Submission Number:
Seth Heyman
Heyman Law Office
Initiative Name:
16 CFR Part 310: Telemarketing Sales Rule

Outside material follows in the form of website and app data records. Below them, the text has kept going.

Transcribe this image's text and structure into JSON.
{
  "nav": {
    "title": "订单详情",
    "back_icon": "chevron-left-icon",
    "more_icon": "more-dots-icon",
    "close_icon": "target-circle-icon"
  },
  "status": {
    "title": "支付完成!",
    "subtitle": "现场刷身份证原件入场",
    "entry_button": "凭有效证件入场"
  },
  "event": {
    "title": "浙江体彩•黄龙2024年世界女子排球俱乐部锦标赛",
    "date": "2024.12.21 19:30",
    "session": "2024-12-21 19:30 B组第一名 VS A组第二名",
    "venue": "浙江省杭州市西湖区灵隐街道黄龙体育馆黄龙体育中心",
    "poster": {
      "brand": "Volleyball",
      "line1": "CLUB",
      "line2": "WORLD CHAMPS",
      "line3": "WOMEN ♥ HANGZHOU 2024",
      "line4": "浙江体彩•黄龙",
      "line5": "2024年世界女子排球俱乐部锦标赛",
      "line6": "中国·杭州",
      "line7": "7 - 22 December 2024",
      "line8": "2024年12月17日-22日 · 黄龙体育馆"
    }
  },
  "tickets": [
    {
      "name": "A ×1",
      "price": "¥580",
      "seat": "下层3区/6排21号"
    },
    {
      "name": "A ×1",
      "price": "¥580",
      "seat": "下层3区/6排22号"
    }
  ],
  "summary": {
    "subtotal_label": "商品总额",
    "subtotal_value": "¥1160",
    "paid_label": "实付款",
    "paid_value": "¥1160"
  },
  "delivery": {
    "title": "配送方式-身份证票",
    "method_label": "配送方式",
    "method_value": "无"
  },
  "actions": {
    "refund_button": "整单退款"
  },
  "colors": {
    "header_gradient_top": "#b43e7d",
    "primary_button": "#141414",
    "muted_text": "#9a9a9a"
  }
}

It is important that the Commission first take into consideration that enhanced regulations only affect those who choose to comply with them. Any increased compliance responsibilities will likely place an unwarranted burden on companies that comply with the rules by properly identifying themselves. Caller ID spoofing can make a call appear to have come from any phone number the caller chooses. Because of the high trust consumers appear to have in the Caller ID system, they believe without question that any information on their Caller ID is accurate. Spoofing allows criminals to easily misdirect regulatory attention to the legitimate companies they may be impersonating. The practice of spoofing calls the entire system’s value into question. Further, this insidious practice threatens to thwart the FTC’s efforts to enforce the TSR. Should the FTC take Caller ID information as gospel, it runs the risk of initiating actions against blameless organizations, damaging their reputations and their businesses, without locating the true perpetrators. In short, Caller ID is virtually useless as an aid to law enforcement, and spoofing has the very real potential for turning the FTC into an unwitting accomplice of the very criminals it is charged with stopping. Until it is possible to prevent the subversion of the Caller ID system, Caller ID information should be completely disregarded as evidence of any violation. That being said, please take into consideration the following specific comments: Query: Would changes to the Telemarketing Sales Rule improve the ability of Caller ID services to accurately disclose the source of telemarketing calls? Comment: Anyone with access to an automatic dialing device configured with freely available software can spoof an unlimited number of calls. By its very nature, spoofing makes it very difficult to track down those responsible for the practice. Therefore, the FTC should impose further compliance obligations on companies that offer Caller ID spoofing services. They should be required to register with the FTC and be held liable for the actions of their clients. The FTC should also establish a mechanism to enable organizations that use Caller ID and spoofing technology for legitimate purposes to privately register their identities and whatever information that they provide via Caller ID with the FTC. When responding to complaints regarding a registered company, this information would better enable the FTC to informally investigate whether a call was truly initiated by a registered organization. Query: Should the FTC amend Caller ID provisions to further specify the characteristics of a the phone number that a telemarketer must transmit? Comment: It is essential that companies be able to utilize a unique caller ID for each campaign. Many companies gauge the effectiveness of campaigns on return calls to Caller ID numbers, and are thus better able to oversee compliance and customer service issues. In addition, using the same Caller ID number on larger calling campaigns would likely overwhelm the lines pointing to that number, and render consumers unable to reach any living representative or automated service. Query: Should the FTC amend the Caller ID provisions to allow a seller or telemarketer to use trade names or product names? Comment: Using a trade or product name is often necessary, because technology limits the number of characters that can be included on Caller ID to fifteen. This means that sellers or telemarketers, whose actual names exceed this limit can not comply with the law unless they are permitted to use trade names, product names, or a brief description of the nature of the call. It should also be noted that names and other information sent via Caller ID often do not appear on cell phones, despite the fact that the caller did provide the information.